Note, however, what Dion said.  He called the music funeral music.  Sure, he was opining about the record he’d made with the man; but you can extrapolate the comment to apply virtually to all of Spector’s productions from 1970 on.  At the turn of the 70s recording technology had changed a lot.  Monophonic reproduction, Spector’s preferred format, was passe.  Already a notorious eccentric, Spector became a wigged and shaded, paranoid recluse, occasionally leaving his Hollywood cave to produce platters for folks who by and large had, like him, been fab in the 60s and were now in serious heat for a hit.  When these records surfaced, they sounded Wall of Sound-lite, as though everyone had imbibed and indulged in nasal stimulants at the recording sessions–and Spector, coasting on the fumes of his legend, had just made the engineer twiddle slap-back onto every piece of tape—when, that is, Spector wasn’t carelessly waving a gun around the studio.  I’m painting a scene here, yes; and not all of these records are bad (some, like Plastic Ono Band and All Things Must Pass, are very good indeed.  Dion’s “Born to Be With You,” in particular, weaves a shag-carpeted spell).  But all too often the ache, the verve, of the previous decade is absent.  Spector’s 70s work sounds a bit too clean, a bit sluggish and slack.  A Wagnerian eulogy for, or a languid echo of, the man’s glory days. 
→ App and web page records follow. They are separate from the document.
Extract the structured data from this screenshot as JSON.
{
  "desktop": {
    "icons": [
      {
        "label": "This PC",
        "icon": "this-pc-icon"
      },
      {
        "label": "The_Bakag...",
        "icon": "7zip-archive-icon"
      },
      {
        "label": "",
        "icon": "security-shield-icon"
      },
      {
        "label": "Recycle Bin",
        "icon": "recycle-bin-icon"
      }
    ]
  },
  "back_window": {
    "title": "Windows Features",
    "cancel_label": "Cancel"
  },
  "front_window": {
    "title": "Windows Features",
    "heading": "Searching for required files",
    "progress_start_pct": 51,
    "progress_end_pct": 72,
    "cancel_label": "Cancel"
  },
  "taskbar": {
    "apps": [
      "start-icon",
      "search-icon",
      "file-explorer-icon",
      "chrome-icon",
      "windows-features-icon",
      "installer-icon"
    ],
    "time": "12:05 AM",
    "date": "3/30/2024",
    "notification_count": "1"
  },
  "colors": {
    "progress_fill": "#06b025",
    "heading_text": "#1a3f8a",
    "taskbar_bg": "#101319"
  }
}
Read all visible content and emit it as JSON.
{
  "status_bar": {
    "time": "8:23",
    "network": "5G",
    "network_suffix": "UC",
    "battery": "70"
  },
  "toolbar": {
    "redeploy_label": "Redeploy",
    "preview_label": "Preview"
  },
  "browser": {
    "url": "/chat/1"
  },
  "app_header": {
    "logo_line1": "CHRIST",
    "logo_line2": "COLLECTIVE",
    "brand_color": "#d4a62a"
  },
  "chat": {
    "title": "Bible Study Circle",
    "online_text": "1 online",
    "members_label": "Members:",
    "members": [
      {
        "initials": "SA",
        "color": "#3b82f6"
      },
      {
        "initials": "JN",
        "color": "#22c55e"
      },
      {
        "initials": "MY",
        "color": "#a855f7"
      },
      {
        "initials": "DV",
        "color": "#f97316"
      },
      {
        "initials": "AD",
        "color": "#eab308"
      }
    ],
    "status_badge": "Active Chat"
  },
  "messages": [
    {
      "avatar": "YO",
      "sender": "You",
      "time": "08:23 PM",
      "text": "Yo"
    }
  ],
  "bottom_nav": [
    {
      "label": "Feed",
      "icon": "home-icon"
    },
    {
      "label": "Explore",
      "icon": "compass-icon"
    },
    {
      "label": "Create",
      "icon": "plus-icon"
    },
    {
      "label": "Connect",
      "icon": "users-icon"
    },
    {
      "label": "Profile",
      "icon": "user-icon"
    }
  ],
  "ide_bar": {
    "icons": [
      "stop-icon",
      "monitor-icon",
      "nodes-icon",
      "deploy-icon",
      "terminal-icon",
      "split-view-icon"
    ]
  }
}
Contrast “Born to Be With You” with Ike & Tina Turner’s “River Deep, Mountain High” (1966)—arguably the Wall of Sound’s peak.  At no other time did Spector’s muddy mélange of orchestrated sessioners sound quite as thunderous as it does on “River.”  At no other time did the Wall of Sound have a singer who could stand up to it.  Here Tina is in charge of her instrument.  Her voice is pure emotion, but it’s gritty—controlled.  The Wall of Sound has met its match; both backdrop and vocalist slug it out.  It’s a duel.  They convey an overwhelmed sensation, but neither one breaks.  They hang in there.  The result is a magnificent tension, a sense of frisson (as the French would have it) that builds and builds.  It earns the title of Elemental.

1 The Wall of Sound was, you could say, pretty simply defined; but, like nearly all the best things in life, it was alchemical.  As such, it’s impossible to replicate today.  Why?  Well…  In the 60s at least, Spector’s touch was multi-pronged.  He didn’t just ladle heavy dollops of echo.  He arranged the songs.  Sometimes he co-wrote the songs.  He hired the backing musicians (many of whom have gone down in history as members of the Wrecking Crew).  He booked great studios—rooms with solid acoustics.  He often recorded the musicians together, take after painstaking take.  Then, having polished the master backing track, he directed his singers to give the performance of their lives (sometimes, or so I’ve heard, in far fewer takes than what the musicians endured).  To top it off, Spector worked in mono (which on records remained the norm until about 1969), allowing the finished product to sound like it might burst at the seams—like that thin strip of vinyl was really ore from some monolithic wave of cosmic cream.


Elvis Presley – I John

ijohnelvis“I John” is Elvis gospel at its most propulsive.  The feel is sweaty, churchy—body music animated with the spirit of the Lord.  “Baby, Let’s Play House” may be the Hillbilly Cat’s most lasciviously fun moment.  “I John” is surely the holiest—if by “holy” we mean gospel that omits the softly prayerful, hymnal touch.  I like that.  I like how the King reaches into the upper and lower registers of His voice, almost side by side.  I like the reverb, which sounds far less clunky and canned than it does on any of His other gospel recordings.  I like that He sings excitedly, perhaps even desperately, of a man cornered by angels.  I like that “I John” rocks.